Alternative food programs include items such as:
  • Organic vegetable boxes
  • Community gardens
  • Farm animal adoption
People who participated in alternative food networks such as these, typically:
  • Increased their consumption of fruits and vegetables
  • Improved their cooking skills
  • Improved their knowledge about food
  • Changed their behaviors in relation to other goods, such as household products and clothes
Consumers often use alternative food networks because they are concerned about the separation of food producers and consumers. Many also say they do not trust supermarkets, or they feel supermarket food is inferior.

Although many consumers use alternative food networks along with supermarkets, many said they only shopped at supermarkets "out of necessity." Other key motivations for using alternative food networks included the desire to:
  • Reduce food miles
  • Use fair-trade goods whenever possible
  • Use products with reduced environmental impacts and high animal welfare standards
Consumers also value the sense of trust and loyalty that they can establish with a food producer. However, some alternative food producers are concerned about how to maintain this connection as growth continues.

Meanwhile, alternative food networks may be challenged by supermarkets that are attempting to establish a sense of connection with customers by providing the names of farmers on packaging. Semi-national organic box delivery programs are also rapidly expanding, which could challenge smaller, more local alternative food networks.

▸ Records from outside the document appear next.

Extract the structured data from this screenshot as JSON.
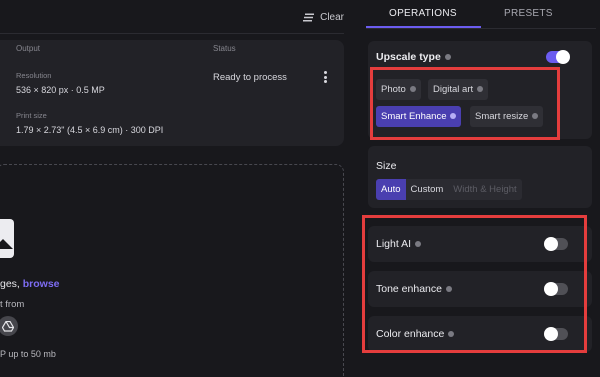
{
  "toolbar": {
    "clear_label": "Clear"
  },
  "file_list": {
    "columns": [
      "Output",
      "Status"
    ],
    "item": {
      "resolution_label": "Resolution",
      "resolution_value": "536 × 820 px · 0.5 MP",
      "print_size_label": "Print size",
      "print_size_value": "1.79 × 2.73\" (4.5 × 6.9 cm) · 300 DPI",
      "status": "Ready to process"
    }
  },
  "dropzone": {
    "text_prefix": "ges, ",
    "browse_label": "browse",
    "import_text": "t from",
    "limit_text": "P up to 50 mb"
  },
  "tabs": [
    {
      "label": "OPERATIONS",
      "active": true
    },
    {
      "label": "PRESETS",
      "active": false
    }
  ],
  "upscale": {
    "title": "Upscale type",
    "enabled": true,
    "options": [
      {
        "label": "Photo",
        "selected": false
      },
      {
        "label": "Digital art",
        "selected": false
      },
      {
        "label": "Smart Enhance",
        "selected": true
      },
      {
        "label": "Smart resize",
        "selected": false
      }
    ]
  },
  "size": {
    "title": "Size",
    "options": [
      {
        "label": "Auto",
        "state": "selected"
      },
      {
        "label": "Custom",
        "state": "normal"
      },
      {
        "label": "Width & Height",
        "state": "disabled"
      }
    ]
  },
  "toggles": [
    {
      "label": "Light AI",
      "on": false
    },
    {
      "label": "Tone enhance",
      "on": false
    },
    {
      "label": "Color enhance",
      "on": false
    }
  ],
  "colors": {
    "accent": "#6b5cf0",
    "selected_chip": "#4a3fb0",
    "highlight": "#e43d3d"
  }
}
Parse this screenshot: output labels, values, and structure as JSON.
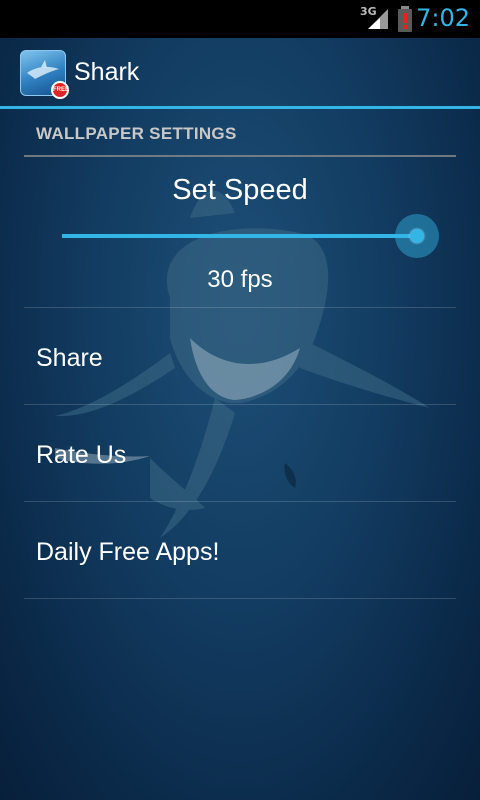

Sources:

Economic and Social Research Council (ESRC) October 11, 2007